Earlier that day, Salau had also shared on Twitter that she had recently been sexually assaulted. The young organizer was vulnerable, without a safe place to go. That’s when she encountered 49-year-old Aaron Glee at a bus stop bench.
The pair would wind up talking for an hour, according to Glee, who recently confessed to killing Salau and 75-year-old Victoria Sims, a local volunteer and retired state worker, according to the Tallahassee Democrat. At the bus stop, Salau told Glee that she had recently been assaulted, and he offered her a chance to bathe and sleep at his house.
Glee called Sims, who frequently prepared meals for him and would give him rides around town.

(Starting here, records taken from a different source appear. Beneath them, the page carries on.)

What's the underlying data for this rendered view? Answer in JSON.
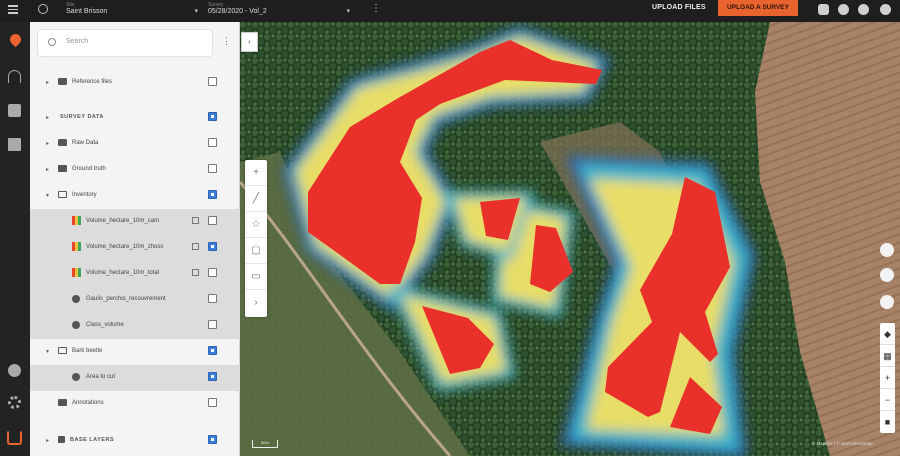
{
  "topbar": {
    "site_label": "Site",
    "site_value": "Saint Brisson",
    "survey_label": "Survey",
    "survey_value": "05/28/2020 - Vol_2",
    "upload_files": "UPLOAD FILES",
    "upload_survey": "UPLOAD A SURVEY"
  },
  "panel": {
    "search_placeholder": "Search",
    "items": [
      {
        "label": "Reference files"
      },
      {
        "label": "SURVEY DATA"
      },
      {
        "label": "Raw Data"
      },
      {
        "label": "Ground truth"
      },
      {
        "label": "Inventory"
      },
      {
        "label": "Volume_hectare_10m_cam"
      },
      {
        "label": "Volume_hectare_10m_zhoss"
      },
      {
        "label": "Volume_hectare_10m_total"
      },
      {
        "label": "Gaulis_perchis_recouvrement"
      },
      {
        "label": "Class_volume"
      },
      {
        "label": "Bark beetle"
      },
      {
        "label": "Area to cut"
      },
      {
        "label": "Annotations"
      },
      {
        "label": "BASE LAYERS"
      }
    ]
  },
  "map": {
    "attribution": "© Mapbox | © OpenStreetMap",
    "scale": "50m"
  },
  "colors": {
    "accent": "#e8632d",
    "hotspot": "#e9302a",
    "checkbox_on": "#3b7dd8"
  }
}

Sims drove the pair back to his home. It would be the last time someone other than Glee saw Salau alive.
Glee, who reportedly had mental health issues, shared the disturbing details of Salau’s final days with officers shortly after being arrested for her and Sims’ deaths, according to court documents obtained by the Democrat. He also confessed to the killings in a telephone call with his mother.

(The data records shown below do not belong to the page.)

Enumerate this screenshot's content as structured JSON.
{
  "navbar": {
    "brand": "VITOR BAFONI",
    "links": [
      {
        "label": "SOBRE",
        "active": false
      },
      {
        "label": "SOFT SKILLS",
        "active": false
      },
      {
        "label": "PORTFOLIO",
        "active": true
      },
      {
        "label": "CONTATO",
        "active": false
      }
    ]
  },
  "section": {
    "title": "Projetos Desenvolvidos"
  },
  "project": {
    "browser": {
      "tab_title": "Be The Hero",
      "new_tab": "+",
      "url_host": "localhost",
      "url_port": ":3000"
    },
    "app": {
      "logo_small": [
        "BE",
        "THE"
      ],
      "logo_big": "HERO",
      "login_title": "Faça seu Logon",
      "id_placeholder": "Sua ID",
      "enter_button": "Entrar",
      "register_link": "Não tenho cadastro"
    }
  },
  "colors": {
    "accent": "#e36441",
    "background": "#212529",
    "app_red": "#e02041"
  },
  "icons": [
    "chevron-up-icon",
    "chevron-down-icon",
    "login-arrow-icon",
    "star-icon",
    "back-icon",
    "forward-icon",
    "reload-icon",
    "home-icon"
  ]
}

Investigators say Glee kidnapped Salau, keeping her bound in his apartment for three to five days, repeatedly raping and then ultimately killing her.
Glee first assaulted Salau after she showered, overpowering her after she turned down his advances. For the next several days, Glee kept Salau tied up in a bedroom in his home, sexually assaulting her numerous times and occasionally releasing her to eat and bathe. He told investigators that he was unsure how much time he held Salau prisoner because he was “heavily under the influence of alcohol.” What is clear is that, after the assault, Glee, who had been cycling in and out of prisons for decades, decided he had no choice but to kill Salau.
“Glee stated that he was aware that he would be arrested and likely sentenced to prison if he allowed (Salau) to leave the residence,” the arrest report reads. “Glee indicated that he determined that his only course of action was to end her life.”
He bound her so tightly with rope that he was certain she would die and left her in a bedroom, according to the court documents. For several hours, he would go in and check to see whether Salau was alive. When she died, Glee took Salau’s body into the woods behind his house and obscured it under a pile of leaves.
Sims went missing several days after Salau, on June 11. On June 13, Tallahassee police traced her cellphone to Glee’s home, where they found Sims’ body under a bloody sheet in a bedroom, reports the Democrat (local outlets haven’t divulged as many details in Sims’ killing, so far). TPD encountered Salau’s body as they continued the search of Glee’s home.
The details of Salau’s death are incredibly painful: the myriad ways she was brutalized, attacked and ultimately left unprotected; her life cut short even as she fiercely advocated for the life and liberty of others in her community. Since her death, vigils for her have popped up around the country, with thousands of advocates lifting up her name and the names of other women, femmes, and nonbinary victims of state violence and gender-based violence.
“Each woman was passionate about improving the lives of others,” the Tallahassee Police Department wrote in a statement, noting Salau’s advocacy with Movement 850, as well as Sims’ work with the AARP.
Glee has been charged with two counts of kidnapping, one count of sexual assault, and two counts of murder: second-degree murder and premeditated murder. The day his home was searched, Glee had purchased a Greyhound bus ticket for West Palm Beach—an indication that he is a flight risk, investigators say. He’s currently being held in jail without bond.